Why You Should Get Your Flu Vaccine Even During Hospice
Flu season is in full swing, typically beginning in the fall and continuing through spring, with National Influenza Vaccination Week (NIVW) taking place this past December 2 through 8. You may know that the best way to prevent getting the flu is to get the flu shot or flu vaccine. However, if you have a loved one in hospice, you may be uncertain about whether they should get it. You may worry that the vaccine may actually give your loved one the flu due to their weakened immune system. Maybe you assume they don’t need one since they are already sick. Fact of the matter is, hospice patients need flu vaccines more than any other group, according to VeryWell. So, if you have a loved one in hospice in San Mateo or elsewhere, be sure to get them a flu shot this season. Here’s why.
The following groups of people should get annual flu shots:
- Children between six months and 18 years of age
- Adults over the age of 50
- Anyone who lives in a long-term care facility, such as a rehab facility, nursing home or assisted-living facility
- Anyone who has a weakened immune system
- Those in frequent contact with the general public, such as teachers, police officers and health care workers
- Pregnant women
- Anyone suffering from a chronic medical condition
- Caregivers, family members and friends of those who are at a high risk for the flu
Because hospice care patients are often over the age of 50 and have chronic medical conditions and weak immune systems, they are at a much higher risk for coming down with the flu. This sickness ranges from mild to severe and can be life-threatening. If an already-weakened immune system were to get hit with the flu virus, it likely wouldn’t be able to effectively fight the illness.

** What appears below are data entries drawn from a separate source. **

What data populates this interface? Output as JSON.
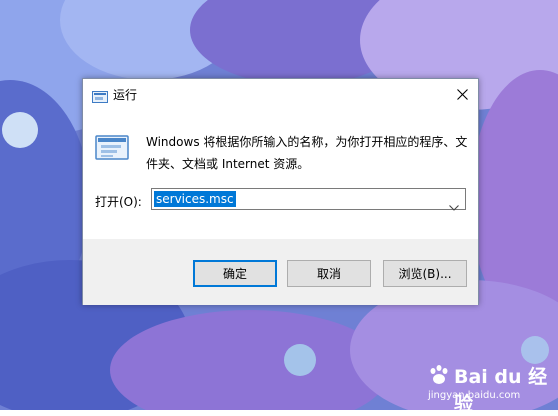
{
  "wallpaper": {
    "colors": [
      "#6b82d6",
      "#8ea3ea",
      "#4d5dc0",
      "#b2a5e8",
      "#9063c8",
      "#3d4aa8"
    ]
  },
  "dialog": {
    "title": "运行",
    "title_icon": "run-icon",
    "close_icon": "close-icon",
    "description": "Windows 将根据你所输入的名称，为你打开相应的程序、文件夹、文档或 Internet 资源。",
    "open_label": "打开(O):",
    "input_value": "services.msc",
    "buttons": {
      "ok": "确定",
      "cancel": "取消",
      "browse": "浏览(B)..."
    }
  },
  "watermark": {
    "brand": "Bai du 经验",
    "url": "jingyan.baidu.com"
  },
  "colors": {
    "accent": "#0078d7",
    "footer_bg": "#f0f0f0",
    "button_bg": "#e1e1e1"
  }
}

This is why it’s vital for hospice patients and their caregivers to get the seasonal flu vaccine.
Flu Vaccine Benefits
There are many benefits of flu vaccination, according to the CDC. It can:
- Keep you from getting sick with the flu
- Reduce the risk of flu-related hospitalization for children, working-age adults, and older adults
- Prevent additional sickness in those with chronic health conditions
- Protect women during and after pregnancy
- Save the lives of children
- Reduce the severity of illness in people who get vaccinated but still fall sick
As a caregiver tending to your loved one in hospice, it’s especially important for you to get the flu vaccine. This will protect people around you, especially those who are more vulnerable to illness, such as the elderly, babies, toddlers, and those with chronic health conditions. You are also reducing your own chances of getting the flu, particularly if you are visiting a hospice care facility on a daily basis and coming into contact with many people, from other patients to staff to visitors.
Be on the lookout for the symptoms of flu. According to the Mayo Clinic, those are:
- Fever over 100.4 F
- Aching muscles
- Sore throat
- Dry, persistent cough
- Fatigue and weakness
- Nasal congestion
If you notice any of these symptoms in your loved one, bring it to the attention of staff members. Chances are, the hospice care team will be on top of this issue, especially in the winter, and will inform you of anything concerning. You should automatically be asked if you would like your loved one to have a flu shot. If you are not, don’t hesitate to bring it up.
Control the Spread of Infection
In addition to the flu vaccine, there are other ways to reduce the spread of infection, such as by:
- Washing your hands. Thorough, frequent hand washing is the best way to keep common infections at bay. You can also use alcohol-based hand sanitizers if you can’t get to a bathroom. Encourage everyone in the family and anyone who visits your loved one to first wash their hands before coming in the room.
- Containing coughs and sneezes. Cover your mouth and nose when sneezing or coughing. Use a tissue or your inner elbow rather than your hands.
- Avoiding crowds. The flu spreads very quickly in public places, so avoid malls, daycares, schools, office buildings, and public transportation facilities. If you feel sick and have a fever, stay home for 24 hours after your fever breaks so you don’t infect others.
Contact Pathways Home Health and Hospice
To learn more about the flu vaccine for hospice patients, contact us at 888-978-1306. Our compassionate hospice services can be delivered in a variety of settings, from private homes and nursing homes to assisted living facilities and hospitals. Due to the public nature of many of these places and the contact with others that everyone encounters, we recommend that patients, healthcare workers and caregivers get the flu vaccine.